(Beginning of GIVEN INFORMATION)

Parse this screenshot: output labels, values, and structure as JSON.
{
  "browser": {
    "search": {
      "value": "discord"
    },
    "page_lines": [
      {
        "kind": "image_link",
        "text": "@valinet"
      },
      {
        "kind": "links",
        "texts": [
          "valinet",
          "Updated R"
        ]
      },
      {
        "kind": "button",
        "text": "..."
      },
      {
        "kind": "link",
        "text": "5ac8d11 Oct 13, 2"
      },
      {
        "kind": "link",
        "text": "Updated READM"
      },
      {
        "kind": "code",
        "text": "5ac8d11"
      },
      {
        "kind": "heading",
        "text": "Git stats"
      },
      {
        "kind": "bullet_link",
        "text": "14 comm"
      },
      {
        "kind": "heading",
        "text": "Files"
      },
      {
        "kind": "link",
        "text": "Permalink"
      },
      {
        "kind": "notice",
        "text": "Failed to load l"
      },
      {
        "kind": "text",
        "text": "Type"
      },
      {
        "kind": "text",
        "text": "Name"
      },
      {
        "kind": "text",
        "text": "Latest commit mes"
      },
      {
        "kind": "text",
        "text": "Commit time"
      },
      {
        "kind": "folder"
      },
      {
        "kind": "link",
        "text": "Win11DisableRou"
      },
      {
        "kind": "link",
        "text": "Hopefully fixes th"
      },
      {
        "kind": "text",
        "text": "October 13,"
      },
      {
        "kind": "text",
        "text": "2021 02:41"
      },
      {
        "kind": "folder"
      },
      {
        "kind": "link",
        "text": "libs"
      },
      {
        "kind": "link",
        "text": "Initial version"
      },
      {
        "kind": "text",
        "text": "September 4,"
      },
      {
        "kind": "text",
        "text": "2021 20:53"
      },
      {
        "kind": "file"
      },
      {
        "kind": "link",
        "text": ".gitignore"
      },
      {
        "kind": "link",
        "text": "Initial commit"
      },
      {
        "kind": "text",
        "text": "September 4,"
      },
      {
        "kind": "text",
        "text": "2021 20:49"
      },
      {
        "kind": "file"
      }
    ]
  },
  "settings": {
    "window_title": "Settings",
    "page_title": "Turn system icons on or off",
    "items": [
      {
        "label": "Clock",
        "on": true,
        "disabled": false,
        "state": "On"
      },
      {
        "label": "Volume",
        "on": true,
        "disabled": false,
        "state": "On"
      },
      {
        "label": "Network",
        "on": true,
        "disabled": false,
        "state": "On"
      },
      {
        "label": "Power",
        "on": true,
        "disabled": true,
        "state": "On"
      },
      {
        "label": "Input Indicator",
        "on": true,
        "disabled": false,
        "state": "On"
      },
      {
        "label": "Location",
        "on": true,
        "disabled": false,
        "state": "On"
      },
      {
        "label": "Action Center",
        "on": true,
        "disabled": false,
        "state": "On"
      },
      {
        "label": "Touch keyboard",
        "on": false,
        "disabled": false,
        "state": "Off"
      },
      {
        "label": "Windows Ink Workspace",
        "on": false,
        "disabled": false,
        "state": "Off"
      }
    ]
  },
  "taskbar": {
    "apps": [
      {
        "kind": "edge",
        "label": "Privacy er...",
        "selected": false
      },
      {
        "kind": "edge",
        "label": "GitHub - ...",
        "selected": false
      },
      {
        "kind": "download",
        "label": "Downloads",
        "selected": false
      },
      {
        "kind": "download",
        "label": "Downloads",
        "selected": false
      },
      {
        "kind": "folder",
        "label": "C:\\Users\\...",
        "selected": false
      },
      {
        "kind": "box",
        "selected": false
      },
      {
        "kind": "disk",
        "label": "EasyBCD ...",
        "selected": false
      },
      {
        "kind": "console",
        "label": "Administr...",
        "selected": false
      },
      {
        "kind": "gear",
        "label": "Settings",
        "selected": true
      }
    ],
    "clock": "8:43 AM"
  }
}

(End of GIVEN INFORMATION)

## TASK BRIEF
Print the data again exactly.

## ANSWER FOR THIS EXERCISE
Parse this screenshot: output labels, values, and structure as JSON.
{
  "browser": {
    "search": {
      "value": "discord"
    },
    "page_lines": [
      {
        "kind": "image_link",
        "text": "@valinet"
      },
      {
        "kind": "links",
        "texts": [
          "valinet",
          "Updated R"
        ]
      },
      {
        "kind": "button",
        "text": "..."
      },
      {
        "kind": "link",
        "text": "5ac8d11 Oct 13, 2"
      },
      {
        "kind": "link",
        "text": "Updated READM"
      },
      {
        "kind": "code",
        "text": "5ac8d11"
      },
      {
        "kind": "heading",
        "text": "Git stats"
      },
      {
        "kind": "bullet_link",
        "text": "14 comm"
      },
      {
        "kind": "heading",
        "text": "Files"
      },
      {
        "kind": "link",
        "text": "Permalink"
      },
      {
        "kind": "notice",
        "text": "Failed to load l"
      },
      {
        "kind": "text",
        "text": "Type"
      },
      {
        "kind": "text",
        "text": "Name"
      },
      {
        "kind": "text",
        "text": "Latest commit mes"
      },
      {
        "kind": "text",
        "text": "Commit time"
      },
      {
        "kind": "folder"
      },
      {
        "kind": "link",
        "text": "Win11DisableRou"
      },
      {
        "kind": "link",
        "text": "Hopefully fixes th"
      },
      {
        "kind": "text",
        "text": "October 13,"
      },
      {
        "kind": "text",
        "text": "2021 02:41"
      },
      {
        "kind": "folder"
      },
      {
        "kind": "link",
        "text": "libs"
      },
      {
        "kind": "link",
        "text": "Initial version"
      },
      {
        "kind": "text",
        "text": "September 4,"
      },
      {
        "kind": "text",
        "text": "2021 20:53"
      },
      {
        "kind": "file"
      },
      {
        "kind": "link",
        "text": ".gitignore"
      },
      {
        "kind": "link",
        "text": "Initial commit"
      },
      {
        "kind": "text",
        "text": "September 4,"
      },
      {
        "kind": "text",
        "text": "2021 20:49"
      },
      {
        "kind": "file"
      }
    ]
  },
  "settings": {
    "window_title": "Settings",
    "page_title": "Turn system icons on or off",
    "items": [
      {
        "label": "Clock",
        "on": true,
        "disabled": false,
        "state": "On"
      },
      {
        "label": "Volume",
        "on": true,
        "disabled": false,
        "state": "On"
      },
      {
        "label": "Network",
        "on": true,
        "disabled": false,
        "state": "On"
      },
      {
        "label": "Power",
        "on": true,
        "disabled": true,
        "state": "On"
      },
      {
        "label": "Input Indicator",
        "on": true,
        "disabled": false,
        "state": "On"
      },
      {
        "label": "Location",
        "on": true,
        "disabled": false,
        "state": "On"
      },
      {
        "label": "Action Center",
        "on": true,
        "disabled": false,
        "state": "On"
      },
      {
        "label": "Touch keyboard",
        "on": false,
        "disabled": false,
        "state": "Off"
      },
      {
        "label": "Windows Ink Workspace",
        "on": false,
        "disabled": false,
        "state": "Off"
      }
    ]
  },
  "taskbar": {
    "apps": [
      {
        "kind": "edge",
        "label": "Privacy er...",
        "selected": false
      },
      {
        "kind": "edge",
        "label": "GitHub - ...",
        "selected": false
      },
      {
        "kind": "download",
        "label": "Downloads",
        "selected": false
      },
      {
        "kind": "download",
        "label": "Downloads",
        "selected": false
      },
      {
        "kind": "folder",
        "label": "C:\\Users\\...",
        "selected": false
      },
      {
        "kind": "box",
        "selected": false
      },
      {
        "kind": "disk",
        "label": "EasyBCD ...",
        "selected": false
      },
      {
        "kind": "console",
        "label": "Administr...",
        "selected": false
      },
      {
        "kind": "gear",
        "label": "Settings",
        "selected": true
      }
    ],
    "clock": "8:43 AM"
  }
}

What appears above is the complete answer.